Page and application data records
++++++++++++++++++++

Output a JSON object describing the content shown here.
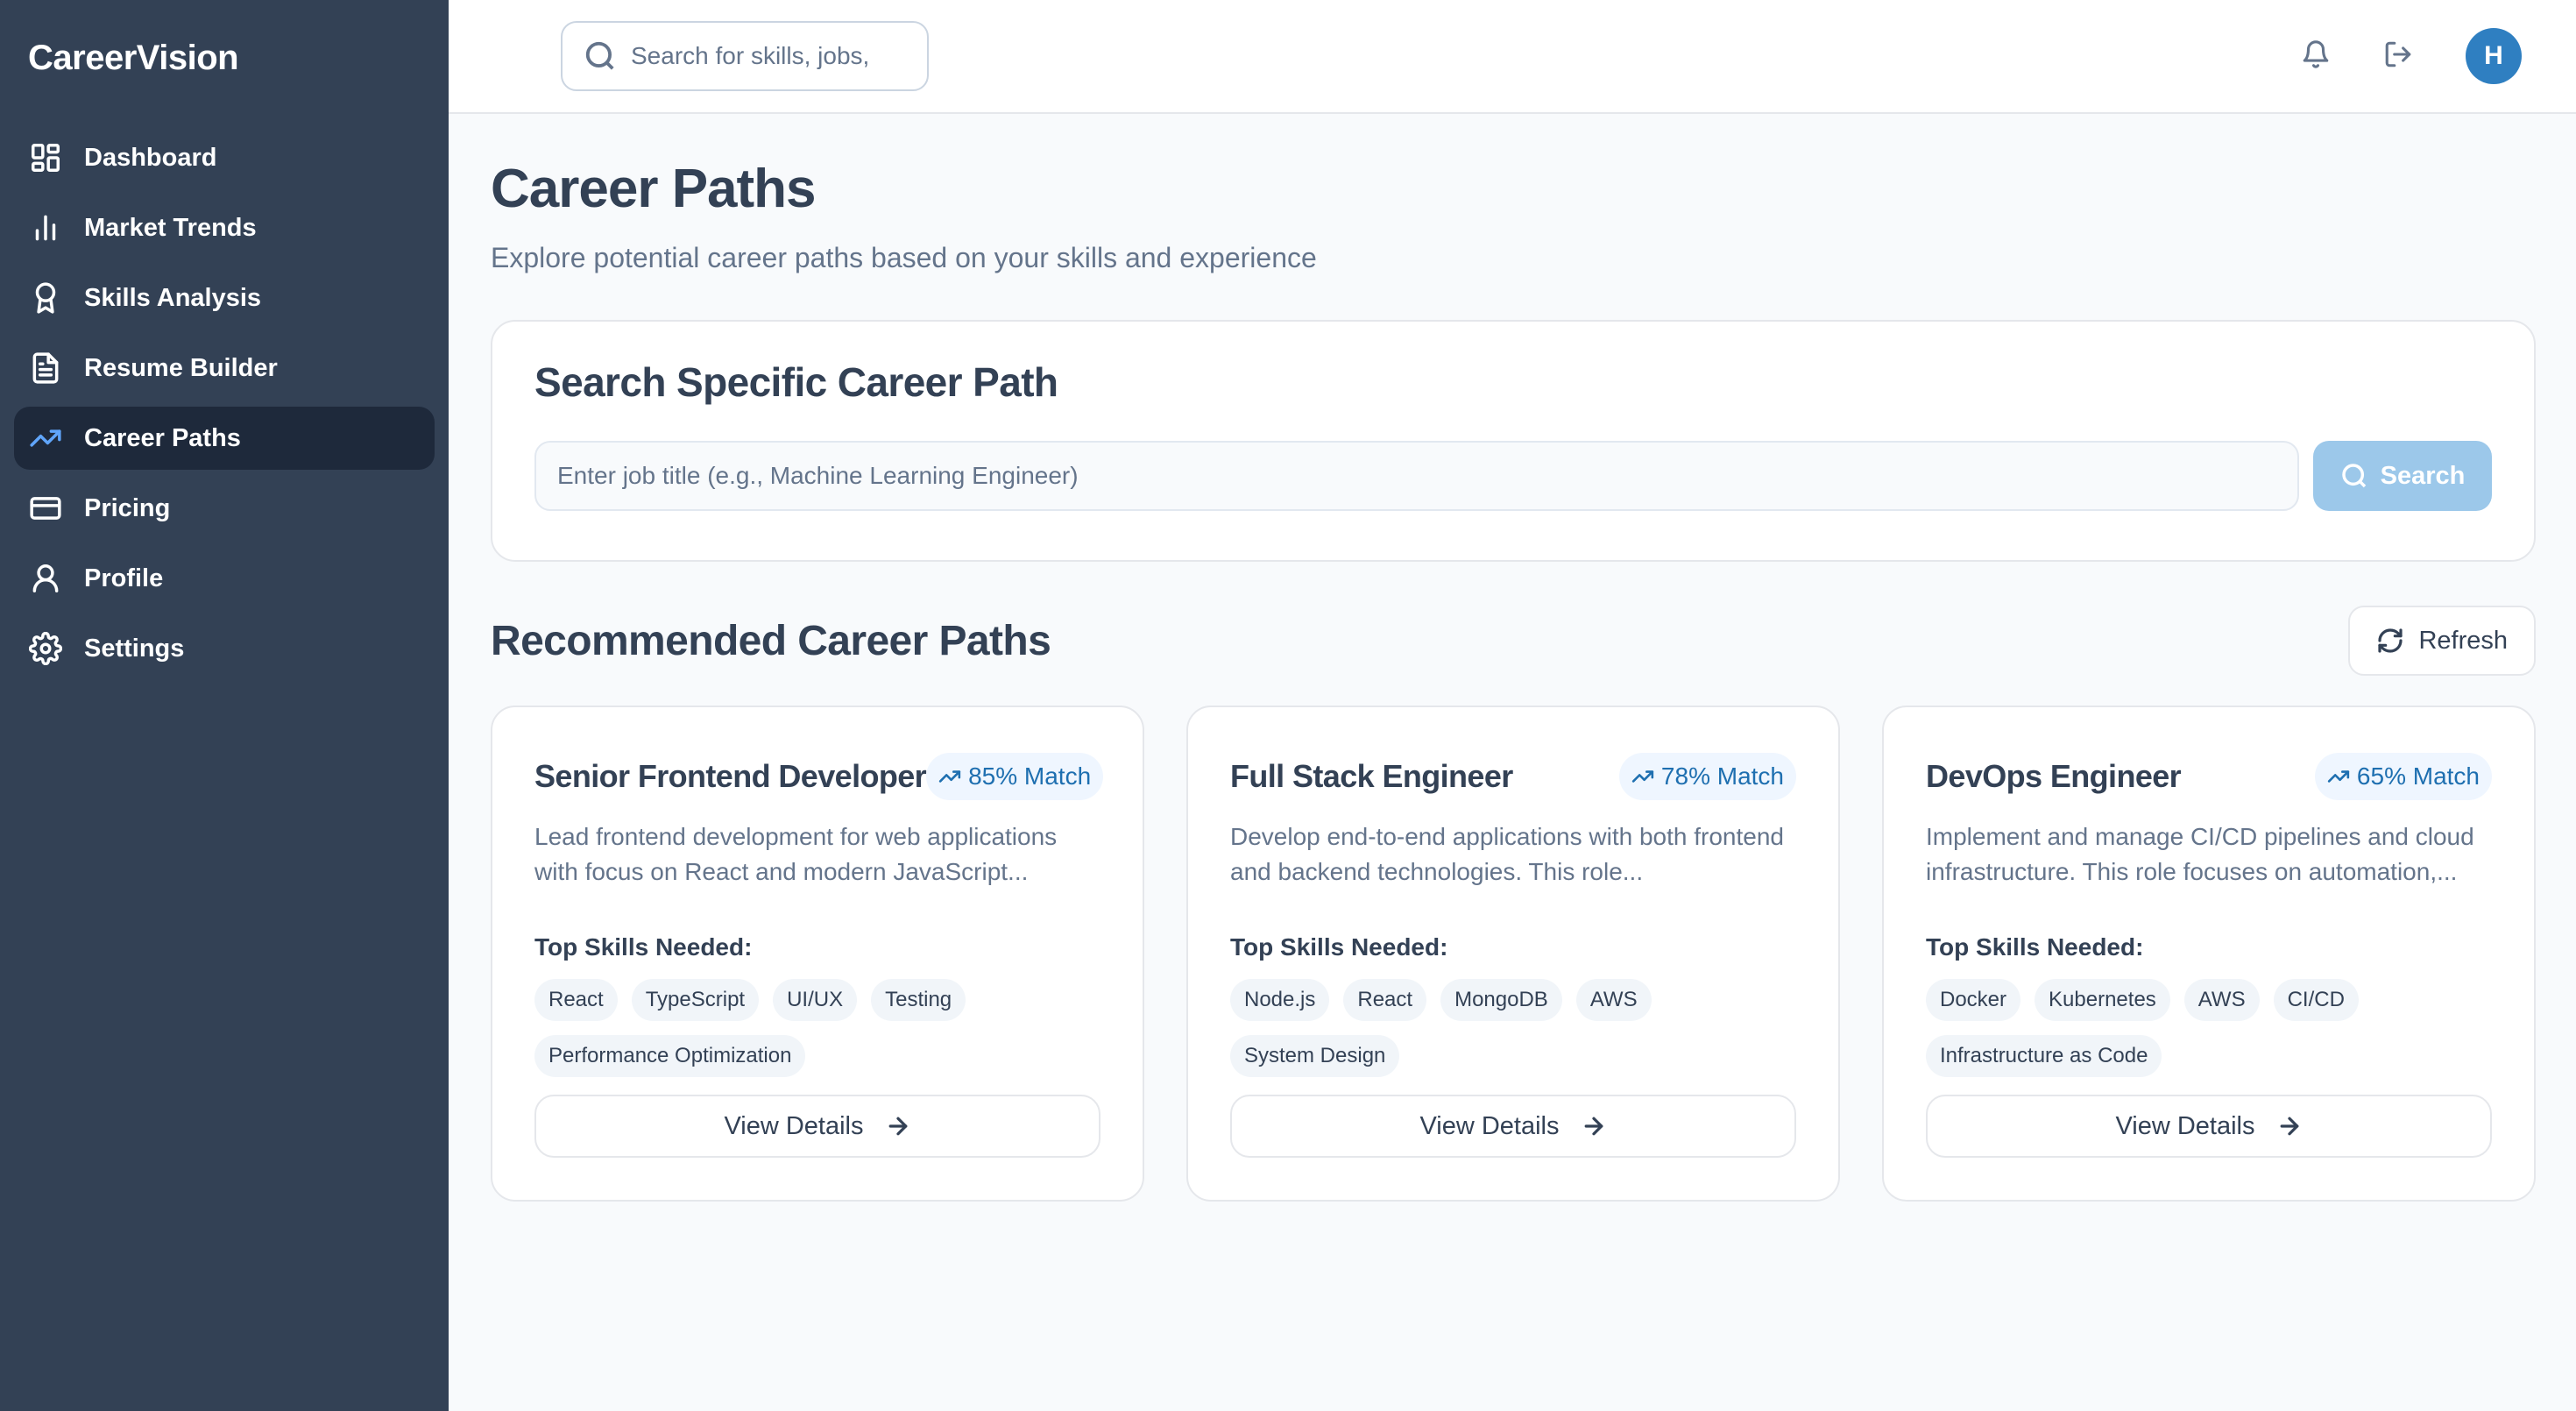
{
  "app": {
    "brand": "CareerVision"
  },
  "sidebar": {
    "items": [
      {
        "label": "Dashboard",
        "icon": "dashboard-icon",
        "active": false
      },
      {
        "label": "Market Trends",
        "icon": "bar-chart-icon",
        "active": false
      },
      {
        "label": "Skills Analysis",
        "icon": "award-icon",
        "active": false
      },
      {
        "label": "Resume Builder",
        "icon": "document-icon",
        "active": false
      },
      {
        "label": "Career Paths",
        "icon": "trending-up-icon",
        "active": true
      },
      {
        "label": "Pricing",
        "icon": "credit-card-icon",
        "active": false
      },
      {
        "label": "Profile",
        "icon": "user-icon",
        "active": false
      },
      {
        "label": "Settings",
        "icon": "gear-icon",
        "active": false
      }
    ]
  },
  "topbar": {
    "search_placeholder": "Search for skills, jobs,",
    "avatar_initial": "H"
  },
  "page": {
    "title": "Career Paths",
    "subtitle": "Explore potential career paths based on your skills and experience"
  },
  "search_card": {
    "title": "Search Specific Career Path",
    "placeholder": "Enter job title (e.g., Machine Learning Engineer)",
    "button_label": "Search"
  },
  "recommended": {
    "title": "Recommended Career Paths",
    "refresh_label": "Refresh",
    "skills_label": "Top Skills Needed:",
    "view_details_label": "View Details",
    "cards": [
      {
        "title": "Senior Frontend Developer",
        "match": "85% Match",
        "description": "Lead frontend development for web applications with focus on React and modern JavaScript...",
        "skills": [
          "React",
          "TypeScript",
          "UI/UX",
          "Testing",
          "Performance Optimization"
        ]
      },
      {
        "title": "Full Stack Engineer",
        "match": "78% Match",
        "description": "Develop end-to-end applications with both frontend and backend technologies. This role...",
        "skills": [
          "Node.js",
          "React",
          "MongoDB",
          "AWS",
          "System Design"
        ]
      },
      {
        "title": "DevOps Engineer",
        "match": "65% Match",
        "description": "Implement and manage CI/CD pipelines and cloud infrastructure. This role focuses on automation,...",
        "skills": [
          "Docker",
          "Kubernetes",
          "AWS",
          "CI/CD",
          "Infrastructure as Code"
        ]
      }
    ]
  },
  "colors": {
    "sidebar_bg": "#334155",
    "sidebar_active_bg": "#1e293b",
    "accent_blue": "#2f7fc1",
    "search_button_bg": "#9cc8ea",
    "match_badge_bg": "#eff6ff"
  }
}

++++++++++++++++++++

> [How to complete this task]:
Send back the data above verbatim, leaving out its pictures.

> [Your response]:
Output a JSON object describing the content shown here.
{
  "app": {
    "brand": "CareerVision"
  },
  "sidebar": {
    "items": [
      {
        "label": "Dashboard",
        "icon": "dashboard-icon",
        "active": false
      },
      {
        "label": "Market Trends",
        "icon": "bar-chart-icon",
        "active": false
      },
      {
        "label": "Skills Analysis",
        "icon": "award-icon",
        "active": false
      },
      {
        "label": "Resume Builder",
        "icon": "document-icon",
        "active": false
      },
      {
        "label": "Career Paths",
        "icon": "trending-up-icon",
        "active": true
      },
      {
        "label": "Pricing",
        "icon": "credit-card-icon",
        "active": false
      },
      {
        "label": "Profile",
        "icon": "user-icon",
        "active": false
      },
      {
        "label": "Settings",
        "icon": "gear-icon",
        "active": false
      }
    ]
  },
  "topbar": {
    "search_placeholder": "Search for skills, jobs,",
    "avatar_initial": "H"
  },
  "page": {
    "title": "Career Paths",
    "subtitle": "Explore potential career paths based on your skills and experience"
  },
  "search_card": {
    "title": "Search Specific Career Path",
    "placeholder": "Enter job title (e.g., Machine Learning Engineer)",
    "button_label": "Search"
  },
  "recommended": {
    "title": "Recommended Career Paths",
    "refresh_label": "Refresh",
    "skills_label": "Top Skills Needed:",
    "view_details_label": "View Details",
    "cards": [
      {
        "title": "Senior Frontend Developer",
        "match": "85% Match",
        "description": "Lead frontend development for web applications with focus on React and modern JavaScript...",
        "skills": [
          "React",
          "TypeScript",
          "UI/UX",
          "Testing",
          "Performance Optimization"
        ]
      },
      {
        "title": "Full Stack Engineer",
        "match": "78% Match",
        "description": "Develop end-to-end applications with both frontend and backend technologies. This role...",
        "skills": [
          "Node.js",
          "React",
          "MongoDB",
          "AWS",
          "System Design"
        ]
      },
      {
        "title": "DevOps Engineer",
        "match": "65% Match",
        "description": "Implement and manage CI/CD pipelines and cloud infrastructure. This role focuses on automation,...",
        "skills": [
          "Docker",
          "Kubernetes",
          "AWS",
          "CI/CD",
          "Infrastructure as Code"
        ]
      }
    ]
  },
  "colors": {
    "sidebar_bg": "#334155",
    "sidebar_active_bg": "#1e293b",
    "accent_blue": "#2f7fc1",
    "search_button_bg": "#9cc8ea",
    "match_badge_bg": "#eff6ff"
  }
}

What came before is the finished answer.